Original Mini Minor (1959)

Superb packaging gives space for four adults, although seats are tiny. Practical touches have become design classics, while on-road experience is sheer fun.

If you were to draw a family tree for the modern car market, 80 per cent of the motors would probably have a direct link to the incredible piece of automotive history you see here.

Although most of the original Mini’s celebrated engineering features had been seen before, it combined these technologies to create something genuinely groundbreaking.

Originally conceived as a short-term solution to the Suez oil crisis, the Mini was the brainchild of British Motor Corporation boss Leonard Lord. He commissioned Alec Issigonis – a maverick but hugely talented engineer – to come up with a solution.

The result became one of the 20th century’s most iconic designs – although Issigonis hated the notion of the car as a fashion item. He claimed the Mini looked the way it did because everything was functional.

Examine Mini number one, and it’s hard to argue against that view.

The famous external body seams were there because they made the car simpler to build, while the rubber cone suspension – which gave the Mini its go-kart handling – was the only set-up that fitted. The sliding windows allowed for the doors to be hollowed out for extra cabin width.

And it’s impossible not to be impressed by the interior packaging. Shorn of all luxuries – a heater was standard only on the DeLuxe – the Mini is an object lesson in how to build a car for a purpose. There’s genuinely space for four adults, while huge door bins and underseat storage can swallow vast amounts of kit.

Production continued for 41 years after Mini number one rolled off the Cowley line, and the MkI was built until 1967. The car enjoyed great highs and lows, surviving the axe on many occasions. And while other firms were soon building safer, more comfortable and faster rivals, none had the Mini’s charm or engineering brilliance. It is, quite simply, the most influential road car ever made.

In this review

Most Popular

'The death of cheap cars will be a travesty for personal mobility'
Opinion cheap cars
Opinion

'The death of cheap cars will be a travesty for personal mobility'

Our appetite for small, cheap cars is as strong as ever - although Mike Rutherford warns they may no longer be profitable
12 Sep 2021
What is Skoda vRS? History and best cars driven
Skoda vRS range
Skoda
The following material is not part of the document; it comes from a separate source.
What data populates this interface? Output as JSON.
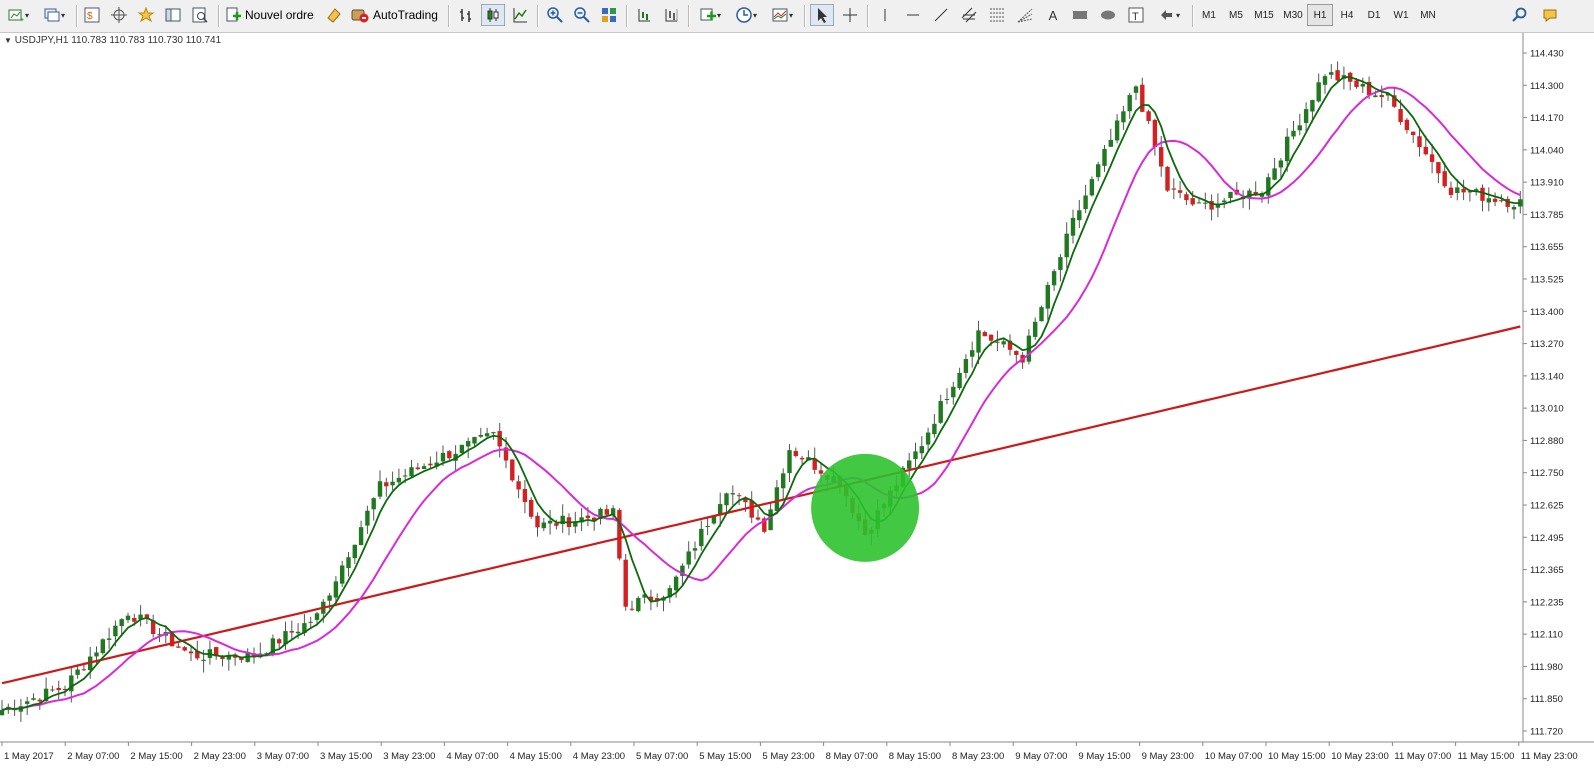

What is Skoda vRS? History and best cars driven

To mark 20 years of Skoda’s vRS badge, we rounded up some of the performance cars from the past two decades that have worn the subtle green badge
17 Sep 2021
Genesis G80 vs Mercedes E-Class vs Lexus ES
Genesis G80 vs Mercedes E-Class vs Lexus ES
Genesis G80

Genesis G80 vs Mercedes E-Class vs Lexus ES

The Genesis G80 looks to make an impact in the executive saloon class as we pitch it against the Mercedes E-Class and Lexus ES
18 Sep 2021